If you noticed, I’ve been doing a lot of recipe throwbacks lately. The blog is five years old, and a lot has changed since I launched it in January 2013. I’ve learned a few things along the way, and I’d like to think I’ve improved at taking pictures or structuring my posts.
More About Recipe
Bringing old recipes to the front of the blog is a great way to reintroduce them to readers and the perfect opportunity for me to refresh them with new cooking tips and, sometimes, new photos.
Today’s throwback is very special to me. Bistek was the first recipe I posted on the blog, and below is the whole entirety of that post.
I took the new pictures months ago but I am a sentimental old hag, and I didn’t have the heart to change the post.

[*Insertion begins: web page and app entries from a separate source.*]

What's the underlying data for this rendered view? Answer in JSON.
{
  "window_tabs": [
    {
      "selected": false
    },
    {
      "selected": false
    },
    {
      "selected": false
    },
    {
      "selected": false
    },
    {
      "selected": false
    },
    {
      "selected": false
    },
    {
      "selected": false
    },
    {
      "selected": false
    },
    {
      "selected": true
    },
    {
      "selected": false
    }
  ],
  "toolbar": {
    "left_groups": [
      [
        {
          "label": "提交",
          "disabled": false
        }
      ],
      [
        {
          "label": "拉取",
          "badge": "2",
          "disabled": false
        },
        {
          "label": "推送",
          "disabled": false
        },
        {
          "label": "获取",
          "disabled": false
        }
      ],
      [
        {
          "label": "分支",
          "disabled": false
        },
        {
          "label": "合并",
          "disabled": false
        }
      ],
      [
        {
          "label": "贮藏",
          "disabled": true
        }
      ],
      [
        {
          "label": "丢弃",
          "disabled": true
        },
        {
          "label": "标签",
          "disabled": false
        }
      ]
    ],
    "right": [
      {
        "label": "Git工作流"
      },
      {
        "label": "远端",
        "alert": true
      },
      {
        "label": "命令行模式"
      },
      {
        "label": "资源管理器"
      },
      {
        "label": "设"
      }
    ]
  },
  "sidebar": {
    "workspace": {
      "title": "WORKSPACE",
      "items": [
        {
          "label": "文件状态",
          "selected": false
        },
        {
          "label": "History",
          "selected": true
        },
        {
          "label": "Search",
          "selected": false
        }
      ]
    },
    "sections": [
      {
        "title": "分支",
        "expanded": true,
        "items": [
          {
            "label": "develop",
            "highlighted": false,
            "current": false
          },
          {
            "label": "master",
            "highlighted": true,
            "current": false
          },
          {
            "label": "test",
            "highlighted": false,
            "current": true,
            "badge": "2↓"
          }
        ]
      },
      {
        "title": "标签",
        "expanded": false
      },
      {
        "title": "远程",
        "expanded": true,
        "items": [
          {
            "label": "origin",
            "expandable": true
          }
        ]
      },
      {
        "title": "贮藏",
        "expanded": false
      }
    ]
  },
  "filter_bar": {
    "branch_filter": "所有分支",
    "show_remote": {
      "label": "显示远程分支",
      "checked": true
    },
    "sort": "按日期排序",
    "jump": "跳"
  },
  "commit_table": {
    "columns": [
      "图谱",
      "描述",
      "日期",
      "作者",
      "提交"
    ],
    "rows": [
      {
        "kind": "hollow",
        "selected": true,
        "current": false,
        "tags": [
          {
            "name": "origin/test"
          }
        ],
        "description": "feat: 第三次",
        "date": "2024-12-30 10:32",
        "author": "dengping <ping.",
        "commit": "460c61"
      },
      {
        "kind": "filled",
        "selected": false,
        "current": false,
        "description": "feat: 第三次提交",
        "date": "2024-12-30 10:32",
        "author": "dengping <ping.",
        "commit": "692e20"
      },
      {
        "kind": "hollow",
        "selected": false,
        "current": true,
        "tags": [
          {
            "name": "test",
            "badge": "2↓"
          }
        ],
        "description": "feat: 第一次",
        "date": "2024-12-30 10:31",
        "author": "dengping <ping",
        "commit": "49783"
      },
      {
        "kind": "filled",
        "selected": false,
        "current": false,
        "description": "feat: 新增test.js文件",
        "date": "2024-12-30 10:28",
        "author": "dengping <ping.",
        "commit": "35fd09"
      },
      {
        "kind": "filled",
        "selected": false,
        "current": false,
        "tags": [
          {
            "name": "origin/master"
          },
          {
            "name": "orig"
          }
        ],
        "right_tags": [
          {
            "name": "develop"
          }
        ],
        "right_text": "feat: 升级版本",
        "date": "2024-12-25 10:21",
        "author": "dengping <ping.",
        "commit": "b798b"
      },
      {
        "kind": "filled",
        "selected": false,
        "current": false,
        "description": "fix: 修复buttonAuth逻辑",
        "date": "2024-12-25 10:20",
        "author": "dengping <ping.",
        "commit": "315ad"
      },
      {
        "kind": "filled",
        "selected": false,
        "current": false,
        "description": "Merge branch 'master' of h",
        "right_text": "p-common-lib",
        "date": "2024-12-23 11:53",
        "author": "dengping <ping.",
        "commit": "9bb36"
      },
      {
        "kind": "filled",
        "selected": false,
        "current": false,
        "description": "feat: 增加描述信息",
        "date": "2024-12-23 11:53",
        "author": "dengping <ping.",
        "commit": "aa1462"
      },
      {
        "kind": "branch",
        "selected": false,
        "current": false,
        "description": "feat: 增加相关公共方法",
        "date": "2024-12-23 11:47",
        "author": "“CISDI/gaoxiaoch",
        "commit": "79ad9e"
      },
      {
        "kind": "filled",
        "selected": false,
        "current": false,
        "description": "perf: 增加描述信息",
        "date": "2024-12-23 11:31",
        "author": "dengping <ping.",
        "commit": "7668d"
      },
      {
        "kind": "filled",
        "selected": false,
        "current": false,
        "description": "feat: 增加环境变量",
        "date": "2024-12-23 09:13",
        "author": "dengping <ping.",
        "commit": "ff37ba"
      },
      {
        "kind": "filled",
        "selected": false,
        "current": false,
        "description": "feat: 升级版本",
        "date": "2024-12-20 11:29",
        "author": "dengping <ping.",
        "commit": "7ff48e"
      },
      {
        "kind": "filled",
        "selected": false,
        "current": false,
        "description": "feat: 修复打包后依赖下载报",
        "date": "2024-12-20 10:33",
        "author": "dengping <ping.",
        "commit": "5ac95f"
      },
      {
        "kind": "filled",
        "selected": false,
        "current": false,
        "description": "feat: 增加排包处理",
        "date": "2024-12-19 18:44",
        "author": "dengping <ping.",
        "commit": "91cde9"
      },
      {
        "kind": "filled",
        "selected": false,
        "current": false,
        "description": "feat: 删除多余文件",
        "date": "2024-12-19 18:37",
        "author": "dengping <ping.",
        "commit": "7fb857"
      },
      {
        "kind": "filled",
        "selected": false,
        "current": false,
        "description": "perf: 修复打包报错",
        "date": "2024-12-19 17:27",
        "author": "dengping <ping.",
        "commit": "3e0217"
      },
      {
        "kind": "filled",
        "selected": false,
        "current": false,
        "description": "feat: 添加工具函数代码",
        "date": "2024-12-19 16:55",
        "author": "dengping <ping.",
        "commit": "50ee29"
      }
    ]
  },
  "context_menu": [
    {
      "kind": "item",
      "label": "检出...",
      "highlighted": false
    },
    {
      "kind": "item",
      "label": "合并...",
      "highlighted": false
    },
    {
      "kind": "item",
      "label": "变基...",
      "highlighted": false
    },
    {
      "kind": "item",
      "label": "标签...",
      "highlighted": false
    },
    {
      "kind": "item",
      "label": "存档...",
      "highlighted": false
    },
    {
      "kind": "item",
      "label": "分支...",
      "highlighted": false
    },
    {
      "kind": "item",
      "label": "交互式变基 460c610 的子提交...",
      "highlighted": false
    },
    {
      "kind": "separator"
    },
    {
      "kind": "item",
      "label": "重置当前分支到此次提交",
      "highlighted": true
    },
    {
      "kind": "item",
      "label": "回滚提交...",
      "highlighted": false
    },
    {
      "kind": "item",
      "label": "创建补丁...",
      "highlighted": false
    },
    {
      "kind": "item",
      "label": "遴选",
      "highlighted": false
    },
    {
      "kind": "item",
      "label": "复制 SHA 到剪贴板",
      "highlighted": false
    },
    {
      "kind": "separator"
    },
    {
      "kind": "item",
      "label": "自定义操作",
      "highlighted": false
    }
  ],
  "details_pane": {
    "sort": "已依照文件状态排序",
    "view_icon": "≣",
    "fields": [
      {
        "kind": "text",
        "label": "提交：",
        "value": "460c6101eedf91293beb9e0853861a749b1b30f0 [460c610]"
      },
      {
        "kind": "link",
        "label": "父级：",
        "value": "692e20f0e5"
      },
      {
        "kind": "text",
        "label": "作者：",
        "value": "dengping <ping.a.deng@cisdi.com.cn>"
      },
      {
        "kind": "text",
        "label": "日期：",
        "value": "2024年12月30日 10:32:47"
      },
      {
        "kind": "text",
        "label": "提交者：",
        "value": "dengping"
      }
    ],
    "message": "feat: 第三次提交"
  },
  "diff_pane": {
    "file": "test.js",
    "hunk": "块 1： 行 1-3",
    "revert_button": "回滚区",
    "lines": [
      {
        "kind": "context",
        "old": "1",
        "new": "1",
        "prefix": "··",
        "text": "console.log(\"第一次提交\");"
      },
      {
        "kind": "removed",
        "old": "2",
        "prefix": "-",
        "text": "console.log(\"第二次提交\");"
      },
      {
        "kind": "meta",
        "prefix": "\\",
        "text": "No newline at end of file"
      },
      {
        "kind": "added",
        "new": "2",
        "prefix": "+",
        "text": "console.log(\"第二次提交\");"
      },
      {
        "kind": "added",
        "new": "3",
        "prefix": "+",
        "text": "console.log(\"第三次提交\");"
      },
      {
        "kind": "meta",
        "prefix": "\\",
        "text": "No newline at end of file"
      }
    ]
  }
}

There’s just something so awful and yet endearing about a very first, I couldn’t quite decide whether to keep it as-is for posterity’s sake or update with additional information.
But before we head further, allow me to get emotional for a quick minute. Thank you for liking, commenting, sharing, visiting, and supporting Kawaling Pinoy. When I hit “publish” for the very first time, I didn’t realize how much it would change the course of my life. Being able to own my business and blog full time was all but a pipe dream then, and I can’t believe I am now living it.
What is Bistek
Bistek Tagalog is a classic Filipino dish made of thinly sliced beef braised in a mixture of citrus juice (more commonly, the local fruit, calamansi), soy sauce, onions, garlic, and pepper. A delicious medley of salty, tangy, and savory flavors, it’s traditionally served with steamed rice. Also known as beefsteak, it was adapted from the Spanish bistec encebollado to suit our local tastes and indigenous ingredients.
I usually use top round or sirloin for the cut of beef but if you prefer a bit of fat marbling, chuck roast is a good option. Do not skip pan-frying the beef as this step adds incredible flavor. Make sure to squeeze the marinade well from the meat and pat dry if necessary to ensure a good sear. Brown on high heat and don’t overcrowd the pan to ensure a nice outside crust.
The beef will release a bit of juice when pan-fried. Spoon it from the pan and add it back along with the marinade during braising.
Squeeze the onions and garlic of the marinade and use to braise the beef. Use a fresh piece of onion as the garnish.
Season the sauce with salt when already reduced as the depth of flavor (saltiness etc.) concentrates as the liquid evaporates.
The recipe calls for lemon juice because I don’t always have access to calamari. If you do, you might need to adjust amounts as lemon has a stronger acid taste.
Use the same pan to finish the dish; those browned bits in the pan from searing the meat means maximum flavor!